The data shown below were collected from the profiles of 352 tweeters who shared this research output. Click here to find out more about how the information was compiled.

Mendeley readers

The data shown below were compiled from readership statistics for 379 Mendeley readers of this research output. Click here to see the associated Mendeley record.

Geographical breakdown

Country Count As %
United States 8 2%
Spain 3 <1%
France 3 <1%
United Kingdom 2 <1%
Canada 1 <1%
Brazil 1 <1%
Sweden 1 <1%
Chile 1 <1%
Austria 1 <1%
Other 8 2%
Unknown 350 92%

Demographic breakdown

Readers by professional status Count As %
Student > Ph. D. Student 78 21%
Student > Bachelor 65 17%
Student > Master 62 16%
Researcher 53 14%
Student > Doctoral Student 27 7%
Other 65 17%
Unknown 29 8%
Readers by discipline Count As %
Psychology 148 39%
Computer Science 39 10%
Social Sciences 32 8%
Agricultural and Biological Sciences 20 5%
Neuroscience 17 4%
Other 75 20%
Unknown 48 13%

Attention Score in Context

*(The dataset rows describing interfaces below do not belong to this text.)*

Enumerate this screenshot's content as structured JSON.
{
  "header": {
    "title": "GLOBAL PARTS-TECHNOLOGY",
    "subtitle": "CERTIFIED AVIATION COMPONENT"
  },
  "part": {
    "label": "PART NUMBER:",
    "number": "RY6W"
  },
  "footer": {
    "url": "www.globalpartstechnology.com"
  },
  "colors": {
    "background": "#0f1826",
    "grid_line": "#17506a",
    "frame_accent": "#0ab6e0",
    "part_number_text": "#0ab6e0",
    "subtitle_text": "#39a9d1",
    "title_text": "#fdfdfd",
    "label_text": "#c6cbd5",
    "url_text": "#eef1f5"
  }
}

This research output has an Altmetric Attention Score of 648. This is our high-level measure of the quality and quantity of online attention that it has received. This Attention Score, as well as the ranking and number of research outputs shown below, was calculated when the research output was last mentioned on 15 March 2021.
All research outputs
#17,541
of 17,617,388 outputs
Outputs from PLoS ONE
#316
of 165,892 outputs
Outputs of similar age
#100
of 167,010 outputs
Outputs of similar age from PLoS ONE
#6
of 3,891 outputs
Altmetric has tracked 17,617,388 research outputs across all sources so far. Compared to these this one has done particularly well and is in the 99th percentile: it's in the top 5% of all research outputs ever tracked by Altmetric.
So far Altmetric has tracked 165,892 research outputs from this source. They typically receive a lot more attention than average, with a mean Attention Score of 13.5. This one has done particularly well, scoring higher than 99% of its peers.
Older research outputs will score higher simply because they've had more time to accumulate mentions. To account for age we can compare this Altmetric Attention Score to the 167,010 tracked outputs that were published within six weeks on either side of this one in any source. This one has done particularly well, scoring higher than 99% of its contemporaries.
We're also able to compare this research output to 3,891 others from the same source and published within six weeks on either side of this one. This one has done particularly well, scoring higher than 99% of its contemporaries.